Back in the day, moms and dads would show their love and parenting skills by warning their kids they’d be getting their mouths washed out with soap if they couldn’t keep from saying dirty words. It was a scientific approach to child rearing if you consider that pre-1960, a common belief was that toothaches were caused by a “tooth worm” that lived in your gums. Always! If there was no pain, it was because the worm was only resting.
Here’s what we know now: There’s no such thing as a tooth worm. But, there are 300 or so types of bacteria in your mouth at any given time. The worst of which is Streptococcus mutans, which converts carbs and sugars into teeth-eating acid. Still not brushing and flossing regularly? Here’s some perspective: The population of people on Earth is less than the number of bacteria living in your mouth.
When someone tells you you’re one of a kind, it may fall on deaf ears if you’re the overly humble type. The fact of the matter is that your teeth are completely unique to you, like your fingerprints. Identical twins? Not if you look at their teeth. Not even twins have identical teeth, which is why dental records can be used to ID the deceased. Now you have two reasons to see a dentist: to have healthy teeth if you’re alive and to have a record of your teeth if you’re dead.
No offense to anyone out there who takes a lot of pride in the hardness of their body parts. You know, like those gym rats with rock hard abs. It’s the folks who spend time at the dentist’s office and who take care of their teeth at home that should be showing off. That’s because the enamel of your teeth is the hardest thing on your body, even harder than a bone. Like your skeleton, your enamel is made of calcium and phosphate. In addition, proteins and crystallites form from your enamel giving it even more density.
Spit take! Over the average person’s lifespan, they will produce 10,000 gallons of saliva. Picture it this way: A 12- by 24-foot rectangular pool that reaches 5-feet deep will hold around 10,800 gallons of water. Keep spittin’ grandma, you’re almost there! Just 800 more gallons of saliva and we got ourselves a family pool.
Unlike a plant that grows from the roots up, your teeth grow differently. There are three stages to tooth development: 1) Tooth formation, which happens under the gums, 2) Crown development, which happens above the gum, and 3) Root growth, which anchors the developed tooth to your jaw.
If you’re ever in Vermont, and you’re a female, you are breaking the law if you wear false teeth without the permission of your husband.

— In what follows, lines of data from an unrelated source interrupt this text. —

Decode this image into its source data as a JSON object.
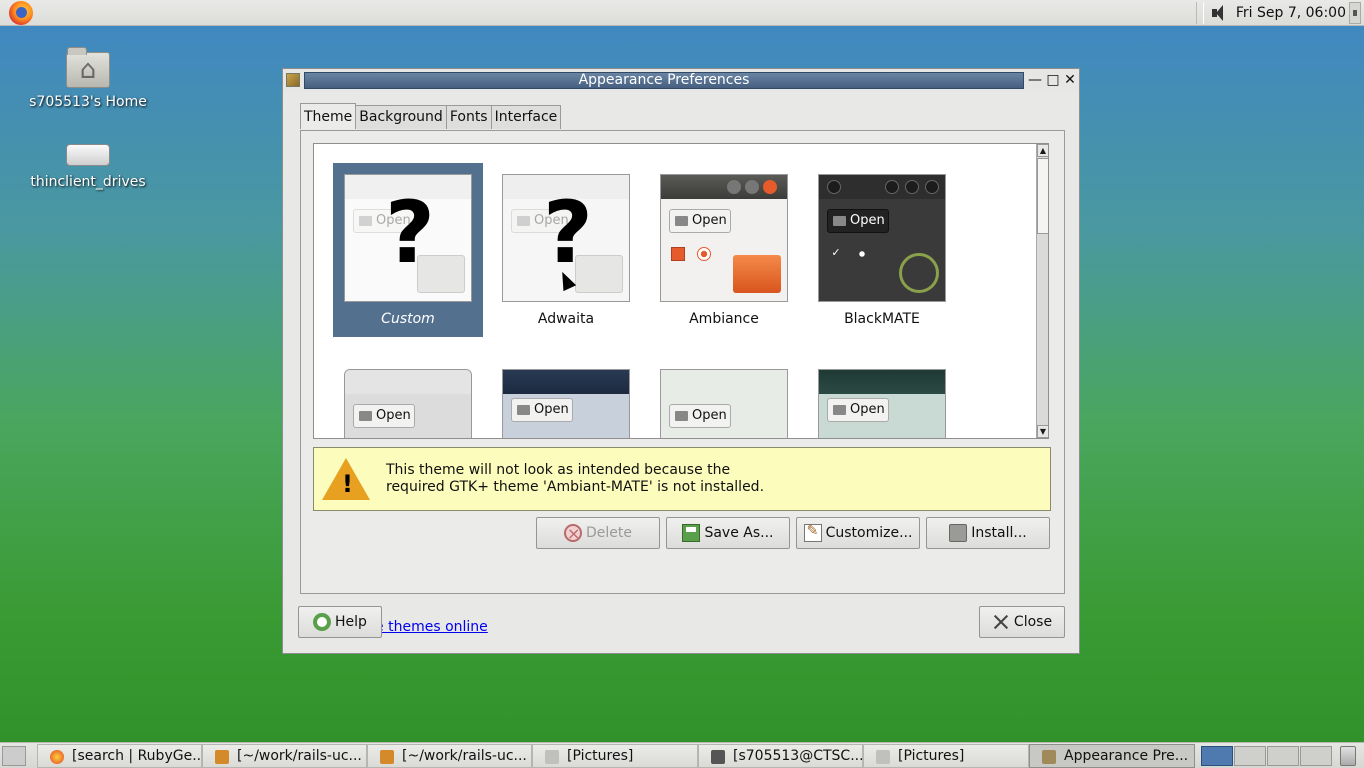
{
  "top_panel": {
    "firefox_icon": "firefox-icon",
    "clock": "Fri Sep  7, 06:00",
    "volume_icon": "volume-icon"
  },
  "desktop": {
    "icons": [
      {
        "label": "s705513's Home",
        "icon": "home-folder-icon"
      },
      {
        "label": "thinclient_drives",
        "icon": "drive-icon"
      }
    ]
  },
  "window": {
    "title": "Appearance Preferences",
    "tabs": [
      "Theme",
      "Background",
      "Fonts",
      "Interface"
    ],
    "active_tab": "Theme",
    "themes": [
      {
        "name": "Custom",
        "selected": true,
        "preview": "unknown"
      },
      {
        "name": "Adwaita",
        "selected": false,
        "preview": "unknown"
      },
      {
        "name": "Ambiance",
        "selected": false,
        "preview": "ambiance"
      },
      {
        "name": "BlackMATE",
        "selected": false,
        "preview": "blackmate"
      }
    ],
    "theme_previews_partial": [
      {
        "open_label": "Open"
      },
      {
        "open_label": "Open"
      },
      {
        "open_label": "Open"
      },
      {
        "open_label": "Open"
      }
    ],
    "preview_open_label": "Open",
    "question_mark": "?",
    "warning": {
      "line1": "This theme will not look as intended because the",
      "line2": "required GTK+ theme 'Ambiant-MATE' is not installed."
    },
    "buttons": {
      "delete": "Delete",
      "save_as": "Save As...",
      "customize": "Customize...",
      "install": "Install..."
    },
    "link": "Get more themes online",
    "help": "Help",
    "close": "Close"
  },
  "taskbar": {
    "tasks": [
      {
        "label": "[search | RubyGe...",
        "icon": "firefox-icon"
      },
      {
        "label": "[~/work/rails-uc...",
        "icon": "sublime-icon"
      },
      {
        "label": "[~/work/rails-uc...",
        "icon": "sublime-icon"
      },
      {
        "label": "[Pictures]",
        "icon": "folder-icon"
      },
      {
        "label": "[s705513@CTSC...",
        "icon": "terminal-icon"
      },
      {
        "label": "[Pictures]",
        "icon": "folder-icon"
      },
      {
        "label": "Appearance Pre...",
        "icon": "appearance-icon",
        "active": true
      }
    ],
    "workspaces": 4,
    "active_workspace": 1
  },
  "colors": {
    "selection": "#53708f",
    "title_bar": "#5a7394",
    "warning_bg": "#fcfcbd",
    "link": "#0000ee"
  }
}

Not sure what the single ladies are supposed to do, but the answer is somewhere within an 1856 law enacted by the state’s legislature. Ask Bernie Sanders what he thinks about it; he may have sponsored the bill. #FeelTheBern
Back when Chairman Mao was running things in China, the first modern toothbrush hit the market in 1948. Its bristles were made from horses, hogs, and badgers. It’s an unsolved mystery why they didn’t use puppy or kitten instead.

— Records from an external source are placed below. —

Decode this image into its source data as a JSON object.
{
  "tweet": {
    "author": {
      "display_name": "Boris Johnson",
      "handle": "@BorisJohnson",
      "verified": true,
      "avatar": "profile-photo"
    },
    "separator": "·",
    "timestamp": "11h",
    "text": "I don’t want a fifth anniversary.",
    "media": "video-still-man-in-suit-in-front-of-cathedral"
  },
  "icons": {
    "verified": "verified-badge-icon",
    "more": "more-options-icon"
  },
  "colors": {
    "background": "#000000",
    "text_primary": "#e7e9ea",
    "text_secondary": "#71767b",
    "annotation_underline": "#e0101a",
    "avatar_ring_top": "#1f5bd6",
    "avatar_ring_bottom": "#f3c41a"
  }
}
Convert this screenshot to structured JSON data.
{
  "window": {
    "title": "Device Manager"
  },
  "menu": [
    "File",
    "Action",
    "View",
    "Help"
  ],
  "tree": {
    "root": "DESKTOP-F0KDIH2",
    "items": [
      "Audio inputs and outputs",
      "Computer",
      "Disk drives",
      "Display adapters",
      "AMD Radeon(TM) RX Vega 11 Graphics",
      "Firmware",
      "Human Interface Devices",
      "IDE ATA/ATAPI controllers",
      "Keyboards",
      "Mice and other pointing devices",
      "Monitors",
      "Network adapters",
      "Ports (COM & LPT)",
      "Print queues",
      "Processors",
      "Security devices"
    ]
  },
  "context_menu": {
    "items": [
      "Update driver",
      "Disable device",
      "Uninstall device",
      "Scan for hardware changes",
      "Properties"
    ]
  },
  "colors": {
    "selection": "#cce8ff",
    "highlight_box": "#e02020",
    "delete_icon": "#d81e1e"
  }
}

In medieval Germany, toothaches were cured by kissing a donkey. By the Renaissance, a lot of German dentists realized this was incorrect and they really felt like an ass.
Our nation’s first president, George Washington, wore dentures. That’s true. What’s not true is that the dentures were made of wood. Think classier. They were made of gold, ivory and lead. And, a mix of human, donkey and hippopotamus teeth.
The artist Grant Wood has a famous painting titled American Gothic in which a farmer and his wife stand plain-faced in front of their farmhouse. It’s classic Americana. Yet, the farmer in the painting is not a farmer at all in real life. In fact, that man was a dentist.